In the material below, find all lines with the string "content" and copy them.

>>

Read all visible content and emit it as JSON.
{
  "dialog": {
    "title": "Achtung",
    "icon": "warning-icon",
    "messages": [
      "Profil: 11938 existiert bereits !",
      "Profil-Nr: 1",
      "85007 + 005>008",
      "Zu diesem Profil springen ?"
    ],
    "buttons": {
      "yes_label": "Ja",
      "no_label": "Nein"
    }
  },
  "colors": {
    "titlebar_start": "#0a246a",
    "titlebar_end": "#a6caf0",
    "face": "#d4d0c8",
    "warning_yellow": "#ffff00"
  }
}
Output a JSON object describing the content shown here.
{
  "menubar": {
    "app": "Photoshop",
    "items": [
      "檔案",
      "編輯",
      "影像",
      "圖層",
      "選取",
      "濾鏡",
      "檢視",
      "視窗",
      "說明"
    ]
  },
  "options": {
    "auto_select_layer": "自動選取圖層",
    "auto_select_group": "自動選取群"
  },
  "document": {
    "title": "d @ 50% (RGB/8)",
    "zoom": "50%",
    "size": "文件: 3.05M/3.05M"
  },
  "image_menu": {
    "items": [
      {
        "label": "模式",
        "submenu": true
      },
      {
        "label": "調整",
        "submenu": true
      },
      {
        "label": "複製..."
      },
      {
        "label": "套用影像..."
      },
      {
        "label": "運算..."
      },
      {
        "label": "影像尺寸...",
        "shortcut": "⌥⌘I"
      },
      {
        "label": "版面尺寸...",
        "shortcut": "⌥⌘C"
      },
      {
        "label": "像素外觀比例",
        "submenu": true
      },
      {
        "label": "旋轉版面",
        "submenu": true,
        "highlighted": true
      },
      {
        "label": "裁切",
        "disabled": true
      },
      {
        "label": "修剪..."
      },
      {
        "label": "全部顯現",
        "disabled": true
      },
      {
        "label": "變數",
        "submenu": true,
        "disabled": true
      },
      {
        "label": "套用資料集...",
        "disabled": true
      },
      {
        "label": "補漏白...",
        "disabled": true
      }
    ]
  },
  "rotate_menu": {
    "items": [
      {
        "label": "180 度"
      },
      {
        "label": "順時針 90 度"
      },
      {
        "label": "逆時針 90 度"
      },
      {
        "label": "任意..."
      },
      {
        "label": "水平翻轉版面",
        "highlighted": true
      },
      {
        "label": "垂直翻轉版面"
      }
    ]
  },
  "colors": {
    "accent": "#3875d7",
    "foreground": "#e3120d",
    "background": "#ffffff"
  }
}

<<
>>

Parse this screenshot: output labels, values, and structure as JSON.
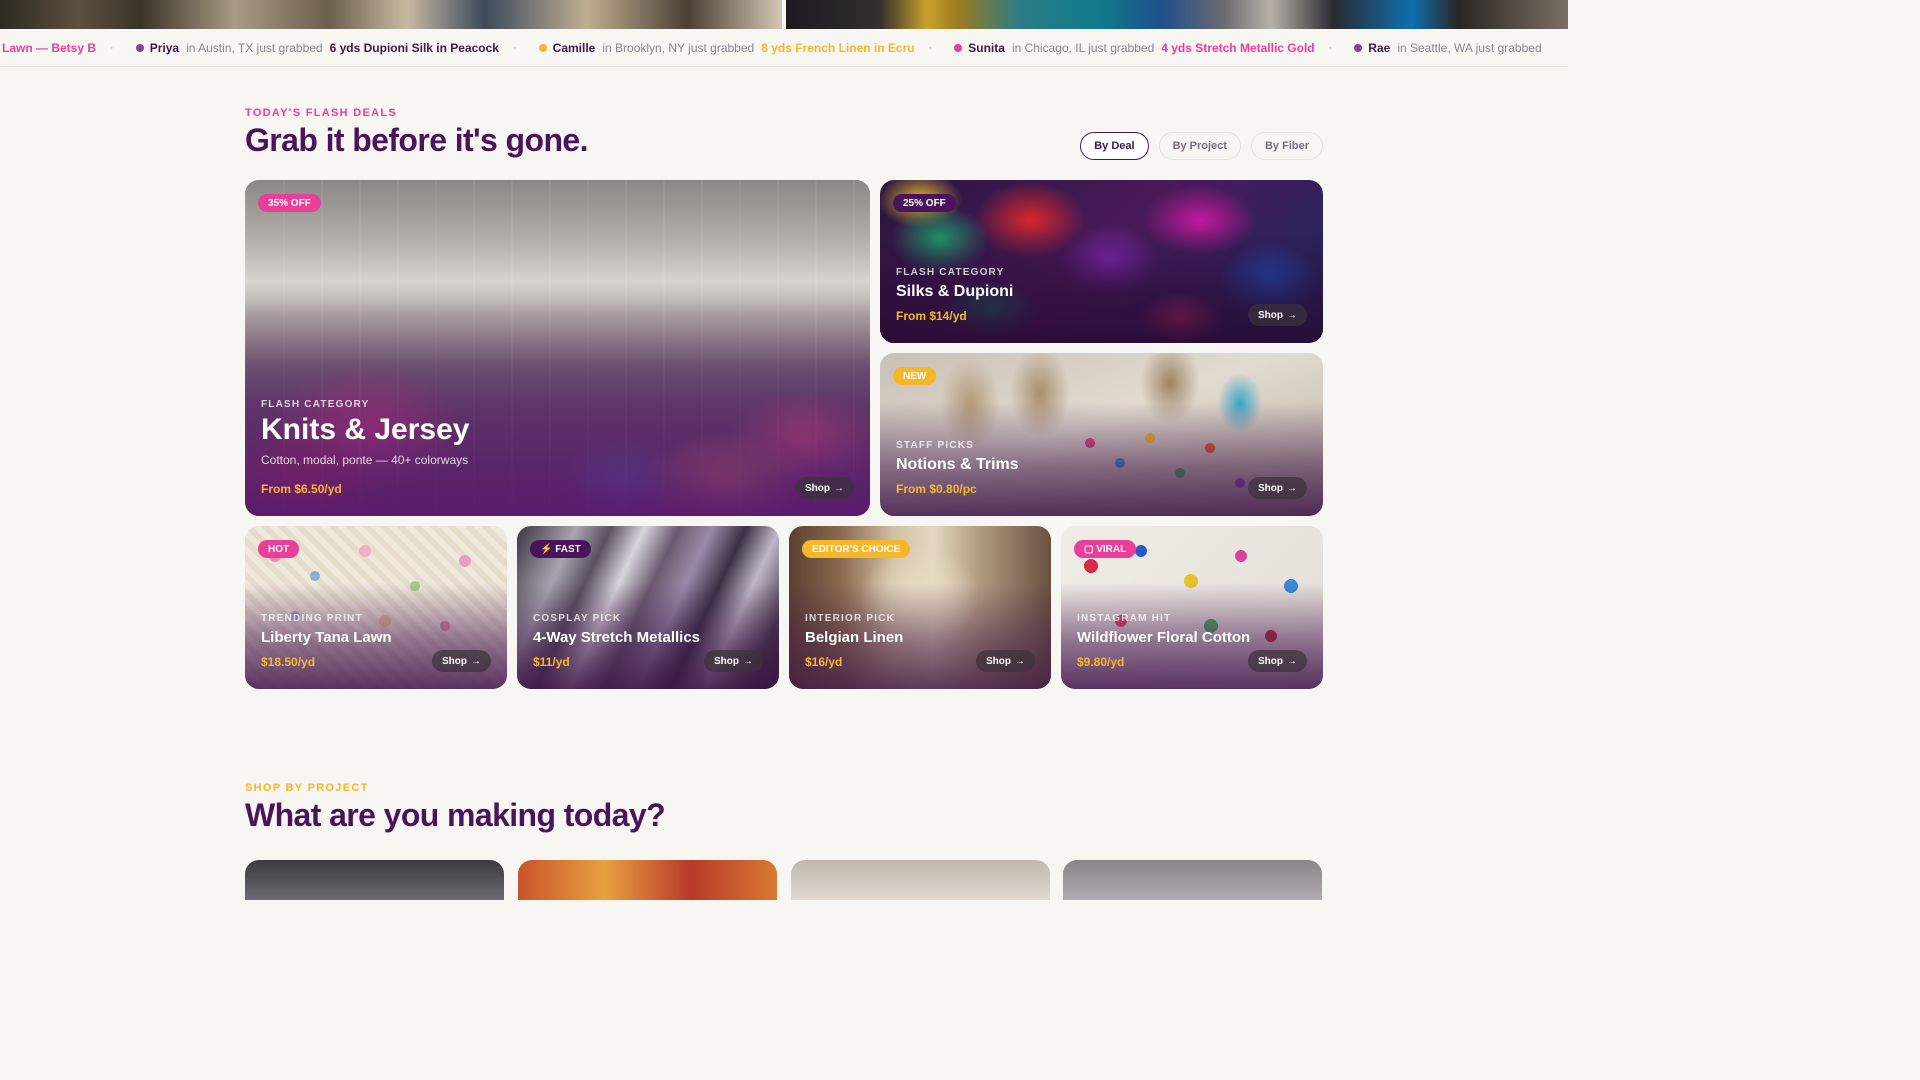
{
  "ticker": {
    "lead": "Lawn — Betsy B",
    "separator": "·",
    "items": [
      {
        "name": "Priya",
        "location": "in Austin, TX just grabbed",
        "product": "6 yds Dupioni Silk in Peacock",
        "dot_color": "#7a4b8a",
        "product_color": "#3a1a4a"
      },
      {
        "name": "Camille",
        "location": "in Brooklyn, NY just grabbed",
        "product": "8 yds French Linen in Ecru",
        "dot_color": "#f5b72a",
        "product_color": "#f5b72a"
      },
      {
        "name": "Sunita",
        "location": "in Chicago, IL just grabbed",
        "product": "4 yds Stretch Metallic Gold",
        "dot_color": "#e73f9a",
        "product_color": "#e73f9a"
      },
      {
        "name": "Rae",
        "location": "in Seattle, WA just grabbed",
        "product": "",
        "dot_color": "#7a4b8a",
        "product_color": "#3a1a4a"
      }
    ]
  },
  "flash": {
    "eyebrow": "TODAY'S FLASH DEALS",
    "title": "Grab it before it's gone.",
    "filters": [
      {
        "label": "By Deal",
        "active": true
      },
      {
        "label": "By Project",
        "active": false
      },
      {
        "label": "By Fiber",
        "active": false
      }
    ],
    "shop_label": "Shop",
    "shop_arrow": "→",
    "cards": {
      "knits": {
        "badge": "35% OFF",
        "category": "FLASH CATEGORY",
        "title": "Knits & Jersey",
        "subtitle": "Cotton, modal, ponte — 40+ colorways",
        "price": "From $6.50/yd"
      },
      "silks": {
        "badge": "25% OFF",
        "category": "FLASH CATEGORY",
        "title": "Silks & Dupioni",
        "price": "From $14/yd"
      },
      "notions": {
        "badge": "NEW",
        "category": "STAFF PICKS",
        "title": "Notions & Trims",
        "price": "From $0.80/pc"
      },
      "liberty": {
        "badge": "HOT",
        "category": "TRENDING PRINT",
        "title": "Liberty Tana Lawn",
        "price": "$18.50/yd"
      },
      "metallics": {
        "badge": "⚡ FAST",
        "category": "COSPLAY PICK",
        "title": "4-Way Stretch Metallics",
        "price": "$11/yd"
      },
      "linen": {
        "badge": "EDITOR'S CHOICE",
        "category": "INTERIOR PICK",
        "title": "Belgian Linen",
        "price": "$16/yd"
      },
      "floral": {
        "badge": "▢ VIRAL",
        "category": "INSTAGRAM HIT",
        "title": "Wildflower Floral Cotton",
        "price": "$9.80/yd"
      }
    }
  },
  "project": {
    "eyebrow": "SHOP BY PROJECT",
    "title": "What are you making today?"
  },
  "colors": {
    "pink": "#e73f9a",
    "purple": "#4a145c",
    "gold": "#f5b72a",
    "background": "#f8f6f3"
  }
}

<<

- Task answer -
Read all visible content and emit it as JSON.
Output a JSON object describing the content shown here.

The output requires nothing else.